In 2015, the previous Ontario government decided to partly privatize Hydro One, a decision that was politically contentious. The stated rationale was to strengthen the company’s long-term performance and generate value for Ontarians by broadening ownership. Shares were sold off in three stages from 2015 to 2017, raising roughly $6.3 billion. The province retained 47.4 percent via direct ownership, plus 1.5 percent via Ontario Power Generation (OPG).

My recent C.D. Howe Institute Commentary highlighted the particular attention to governance required for a corporation jointly owned by government and private shareholders. Detailed advance definition of the limits of government influence over the corporation is arguably the most effective way to achieve policy goals, and avoid uncertainty and possible disagreements.

Early into the transition, Hydro One’s board took important steps to develop a clear governance framework, and produced a governance agreement in November 2015.

It committed to best practices in corporate governance policies, procedures and practices, while recognizing the province as a large shareholder. It also defined the board’s role and its oversight of the CEO and management team, including a requirement for the CEO’s annual renewal. The province was to engage in the business and affairs of Hydro One and the Hydro One Entities as an investor and not as a manager. This agreement, de jure, seemed an important step in good corporate governance for the partly privatized firm.  

Nonetheless, CEO compensation and the role of the board became a prominent issue during 2018 provincial election. And afterwards, despite its minority stake, the new government behaved as if it has a “golden share.” Thus, the de jure governance agreement was crowded out by de facto political intervention. The CEO departed and the board resigned, en masse.
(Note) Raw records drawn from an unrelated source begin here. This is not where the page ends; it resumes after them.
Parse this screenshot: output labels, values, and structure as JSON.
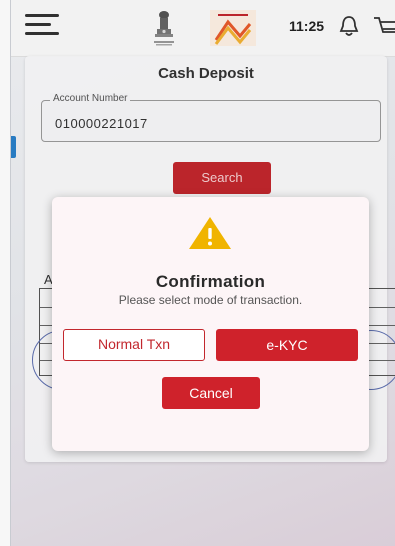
{
  "header": {
    "time": "11:25",
    "icons": [
      "menu-icon",
      "national-emblem-logo",
      "india-post-logo",
      "notification-bell-icon",
      "cart-icon"
    ]
  },
  "form": {
    "title": "Cash Deposit",
    "account_number_label": "Account Number",
    "account_number_value": "010000221017",
    "search_button": "Search",
    "section_label_partial": "Ac"
  },
  "dialog": {
    "icon": "warning-icon",
    "title": "Confirmation",
    "message": "Please select mode of transaction.",
    "buttons": {
      "normal_txn": "Normal Txn",
      "ekyc": "e-KYC",
      "cancel": "Cancel"
    }
  },
  "colors": {
    "accent_red": "#cf222b",
    "warning_yellow": "#f0b400",
    "dialog_bg": "#fdf5f7"
  }
}
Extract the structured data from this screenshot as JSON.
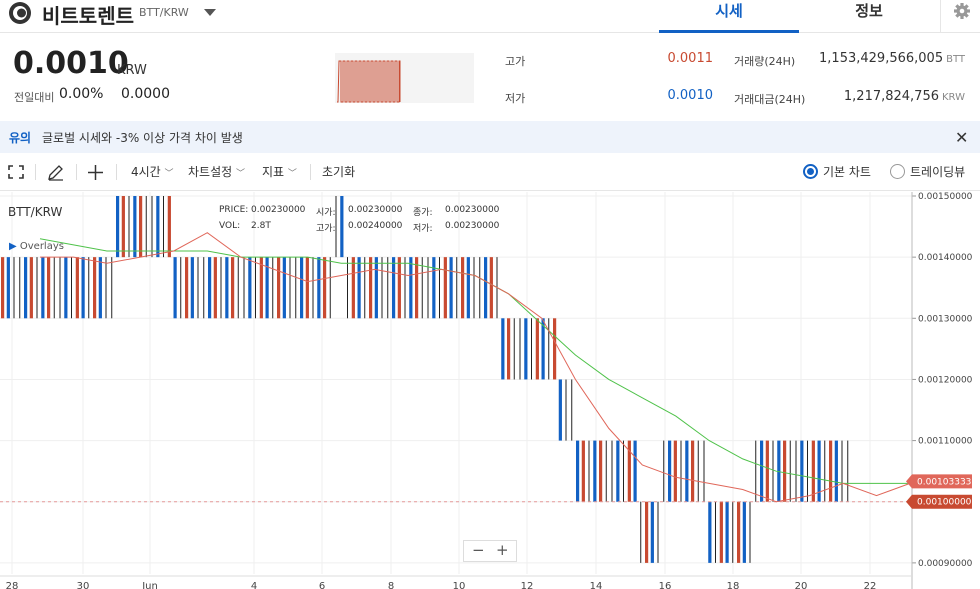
{
  "header": {
    "coin_name": "비트토렌트",
    "pair": "BTT/KRW",
    "tabs": [
      "시세",
      "정보"
    ]
  },
  "price": {
    "current": "0.0010",
    "currency": "KRW",
    "change_label": "전일대비",
    "change_pct": "0.00%",
    "change_val": "0.0000"
  },
  "stats": {
    "high_label": "고가",
    "high": "0.0011",
    "low_label": "저가",
    "low": "0.0010",
    "volume_label": "거래량(24H)",
    "volume": "1,153,429,566,005",
    "volume_unit": "BTT",
    "amount_label": "거래대금(24H)",
    "amount": "1,217,824,756",
    "amount_unit": "KRW"
  },
  "notice": {
    "tag": "유의",
    "text": "글로벌 시세와 -3% 이상 가격 차이 발생"
  },
  "toolbar": {
    "interval": "4시간",
    "chart_settings": "차트설정",
    "indicators": "지표",
    "reset": "초기화",
    "basic_chart": "기본 차트",
    "tradingview": "트레이딩뷰"
  },
  "chart_legend": {
    "symbol": "BTT/KRW",
    "overlays": "Overlays",
    "price_label": "PRICE:",
    "price": "0.00230000",
    "vol_label": "VOL:",
    "vol": "2.8T",
    "open_label": "시가:",
    "open": "0.00230000",
    "high_label": "고가:",
    "high": "0.00240000",
    "close_label": "종가:",
    "close": "0.00230000",
    "low_label": "저가:",
    "low": "0.00230000"
  },
  "colors": {
    "up": "#c84a31",
    "down": "#1261c4",
    "ma_short": "#e0675a",
    "ma_long": "#4fc24a",
    "accent": "#1261c4"
  },
  "chart_data": {
    "type": "candlestick",
    "x_tick_labels": [
      "28",
      "30",
      "Jun",
      "4",
      "6",
      "8",
      "10",
      "12",
      "14",
      "16",
      "18",
      "20",
      "22"
    ],
    "y_tick_labels": [
      "0.00150000",
      "0.00140000",
      "0.00130000",
      "0.00120000",
      "0.00110000",
      "0.00100000",
      "0.00090000"
    ],
    "ylim": [
      0.00089,
      0.0015
    ],
    "current_price_tag": "0.00100000",
    "ma_tag": "0.00103333",
    "segments": [
      {
        "n": 20,
        "lo": 0.0013,
        "hi": 0.0014
      },
      {
        "n": 10,
        "lo": 0.0014,
        "hi": 0.0015
      },
      {
        "n": 28,
        "lo": 0.0013,
        "hi": 0.0014
      },
      {
        "n": 2,
        "lo": 0.0014,
        "hi": 0.0015
      },
      {
        "n": 27,
        "lo": 0.0013,
        "hi": 0.0014
      },
      {
        "n": 10,
        "lo": 0.0012,
        "hi": 0.0013
      },
      {
        "n": 3,
        "lo": 0.0011,
        "hi": 0.0012
      },
      {
        "n": 11,
        "lo": 0.001,
        "hi": 0.0011
      },
      {
        "n": 4,
        "lo": 0.0009,
        "hi": 0.001
      },
      {
        "n": 8,
        "lo": 0.001,
        "hi": 0.0011
      },
      {
        "n": 8,
        "lo": 0.0009,
        "hi": 0.001
      },
      {
        "n": 17,
        "lo": 0.001,
        "hi": 0.0011
      }
    ],
    "ma_short": [
      0.0014,
      0.0014,
      0.00139,
      0.0014,
      0.00141,
      0.00144,
      0.0014,
      0.00138,
      0.00136,
      0.00137,
      0.00138,
      0.00137,
      0.00138,
      0.00137,
      0.00134,
      0.0013,
      0.0012,
      0.00112,
      0.00106,
      0.00104,
      0.00103,
      0.00102,
      0.001,
      0.00101,
      0.00103,
      0.00101,
      0.00103
    ],
    "ma_long": [
      0.00143,
      0.00142,
      0.00141,
      0.00141,
      0.00141,
      0.00141,
      0.0014,
      0.0014,
      0.0014,
      0.00139,
      0.00139,
      0.00139,
      0.00138,
      0.00137,
      0.00134,
      0.00129,
      0.00124,
      0.0012,
      0.00117,
      0.00114,
      0.0011,
      0.00107,
      0.00105,
      0.00104,
      0.00103,
      0.00103,
      0.00103
    ]
  }
}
Politicization of the governance process at Hydro One came with consequences. Notably and shortly thereafter, state energy regulators in the United States rejected Hydro One’s proposed $6.7 billion takeover of Avista Corp, on the basis that “political considerations” in Ontario would affect customers in the western US.  Hydro One’s ability to grow as a business through acquisition was thus immediately hurt.

Since then, Hydro One and its new board and CEO have had to work hard to try to re-establish public and investor confidence in its governance practices. The firm has emphasized the importance of corporate governance in effective management, highlighting independence, integrity and accountability as the foundation of its approach to good governance. Private sector discipline in cost containment has yielded significant business outcomes and allowing Hydro One to grow its dividend marginally.

The Hydro One website contains useful recent documentation that provides clarity on the board’s mandate, on governance practices and the board’s role in decision-making on the CEO, and on CEO and executive compensation. These are necessary and important steps to rebuild confidence; whether they are sufficient is still an open question. Similarly, the Chairman’s statement in the 2019 Annual report emphasized that “Hydro One has an incredibly important mandate in serving the people of our province and in delivering outstanding and cost-efficient service,” which is a clear statement on both its policy purpose and business goal. (I was unable to identify a similar recent government statement on Hydro One’s public policy purpose or ownership plan.) An updated mandate statement from Queen’s Park might also address Hydro One’s role in the global energy transition and reducing Ontario’s GHG emissions.    

In the face of the heavy-handed events three years ago, Hydro One deserves high marks for its commitment to strong corporate governance practices, which are important in building the confidence of investors, customers and stakeholders and building long-term private and public shareholder value.

Glen Hodgson is a Fellow-in-Residence at the C.D. Howe Institute.

To send a comment or leave feedback, email us at blog@cdhowe.org.

The views expressed here are those of the author. The C.D. Howe Institute does not take corporate positions on policy matters.